Nuclear Technology | Volume 175 | Number 1 | July 2011 | Pages 27-31
Technical Paper | Special Issue on the 16th Biennial Topical Meeting of the Radiation Protection and Shielding Division / Radiation Biology; Radiation Used in Medicine | dx.doi.org/10.13182/NT11-A12265
Articles are hosted by Taylor and Francis Online.

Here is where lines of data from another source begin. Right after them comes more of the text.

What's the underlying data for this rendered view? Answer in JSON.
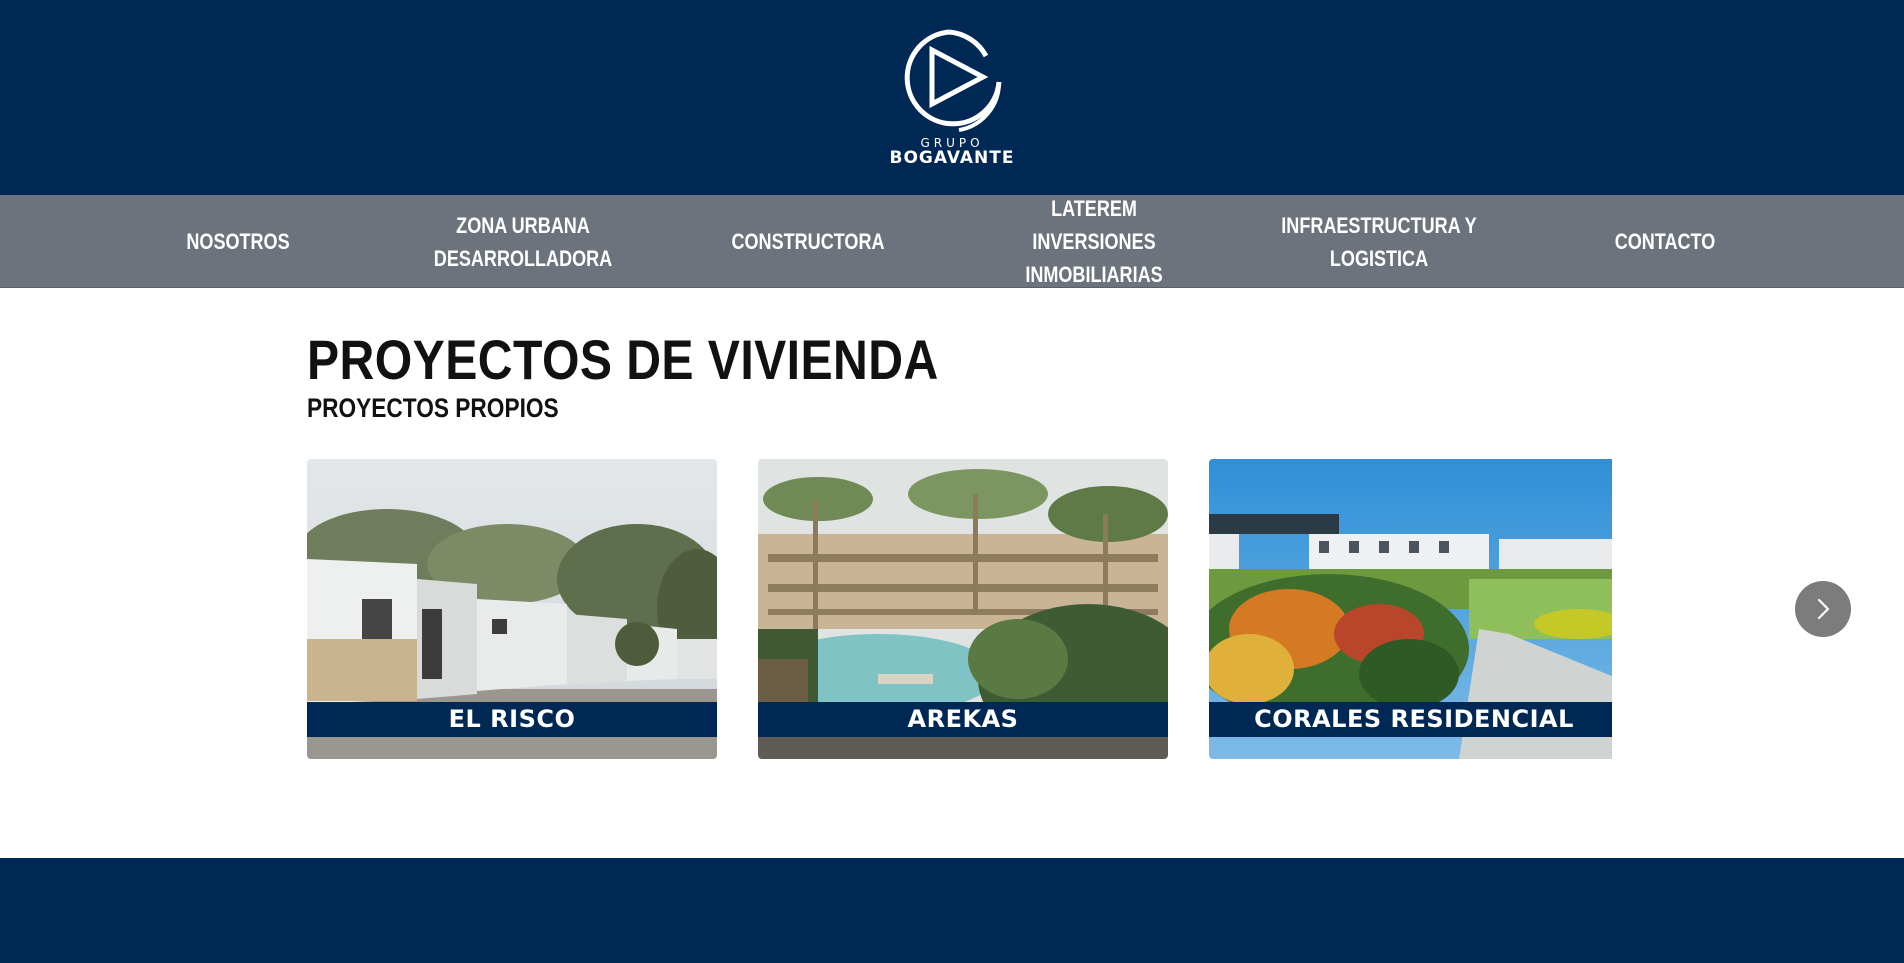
{
  "brand": {
    "logo_line1": "GRUPO",
    "logo_line2": "BOGAVANTE"
  },
  "nav": {
    "items": [
      {
        "label": "NOSOTROS"
      },
      {
        "label": "ZONA URBANA\nDESARROLLADORA"
      },
      {
        "label": "CONSTRUCTORA"
      },
      {
        "label": "LATEREM INVERSIONES\nINMOBILIARIAS"
      },
      {
        "label": "INFRAESTRUCTURA Y\nLOGISTICA"
      },
      {
        "label": "CONTACTO"
      }
    ]
  },
  "main": {
    "title": "PROYECTOS DE VIVIENDA",
    "subtitle": "PROYECTOS PROPIOS",
    "projects": [
      {
        "name": "EL RISCO"
      },
      {
        "name": "AREKAS"
      },
      {
        "name": "CORALES RESIDENCIAL"
      }
    ]
  },
  "colors": {
    "header_bg": "#002855",
    "nav_bg": "#6c737c",
    "label_bg": "#002855",
    "arrow_bg": "#7c7c7c"
  },
  "icons": {
    "logo": "play-triangle-in-ring",
    "carousel_next": "chevron-right-icon"
  }
}
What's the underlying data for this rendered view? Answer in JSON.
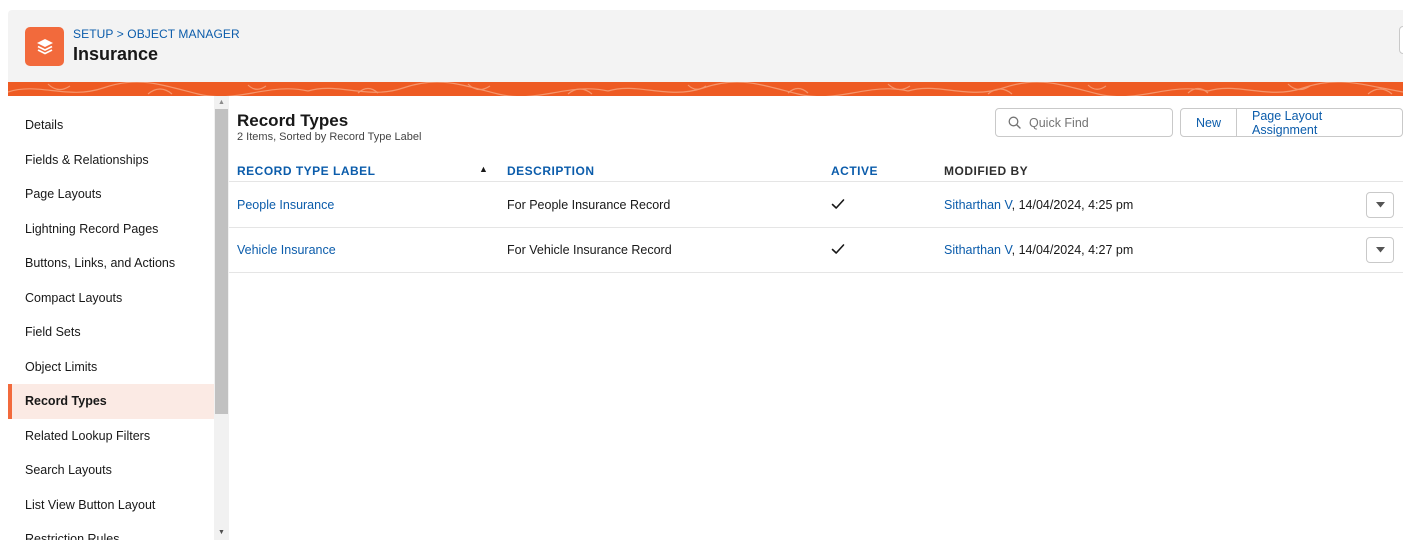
{
  "header": {
    "breadcrumb": "SETUP > OBJECT MANAGER",
    "title": "Insurance",
    "icon": "layers-icon",
    "brand_color": "#f26a3c"
  },
  "sidebar": {
    "items": [
      {
        "label": "Details"
      },
      {
        "label": "Fields & Relationships"
      },
      {
        "label": "Page Layouts"
      },
      {
        "label": "Lightning Record Pages"
      },
      {
        "label": "Buttons, Links, and Actions"
      },
      {
        "label": "Compact Layouts"
      },
      {
        "label": "Field Sets"
      },
      {
        "label": "Object Limits"
      },
      {
        "label": "Record Types",
        "active": true
      },
      {
        "label": "Related Lookup Filters"
      },
      {
        "label": "Search Layouts"
      },
      {
        "label": "List View Button Layout"
      },
      {
        "label": "Restriction Rules"
      }
    ]
  },
  "main": {
    "title": "Record Types",
    "subtitle": "2 Items, Sorted by Record Type Label",
    "quick_find_placeholder": "Quick Find",
    "new_label": "New",
    "page_layout_label": "Page Layout Assignment",
    "columns": [
      "RECORD TYPE LABEL",
      "DESCRIPTION",
      "ACTIVE",
      "MODIFIED BY"
    ],
    "rows": [
      {
        "label": "People Insurance",
        "description": "For People Insurance Record",
        "active": true,
        "modified_user": "Sitharthan V",
        "modified_date": ", 14/04/2024, 4:25 pm"
      },
      {
        "label": "Vehicle Insurance",
        "description": "For Vehicle Insurance Record",
        "active": true,
        "modified_user": "Sitharthan V",
        "modified_date": ", 14/04/2024, 4:27 pm"
      }
    ]
  }
}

Proton radiography is an imaging technique with potential application in proton radiation therapy. The ability of a proton radiograph to differentiate anatomical features in the thoracic region, such as heart, lung, rib cage, shoulder, etc., was qualitatively investigated using Monte Carlo simulations. A patient with a stage IIIA non-small cell lung cancer tumor located in the right upper lobe and mediastinum was considered for this study. The GEANT4 Monte Carlo toolkit was used to simulate proton transport through a proton nozzle and through the lung area of the patient, registering in a phase-space file the entry and exit energy, position, and motion direction of each proton. The Monte Carlo simulation ran a total of 10 million histories with the highest deliverable energy of 235 MeV at the Francis H. Burr Proton Therapy Center. The proton radiograph was then generated independently of the Monte Carlo simulation, using a numerical algorithm to input the proton position, direction of motion, and energy kept in the entry and exit phase-space files. The proton radiograph was compared to the standard portal X-ray image for tissue and tumor contrast, and for visibility relative to the background lung tissue. The preliminary results with GEANT4 showed that the proton radiography can produce images with good spatial resolution and excellent soft tissue contrast, resulting in better tumor edge localization within a soft tissue background region such as the lung.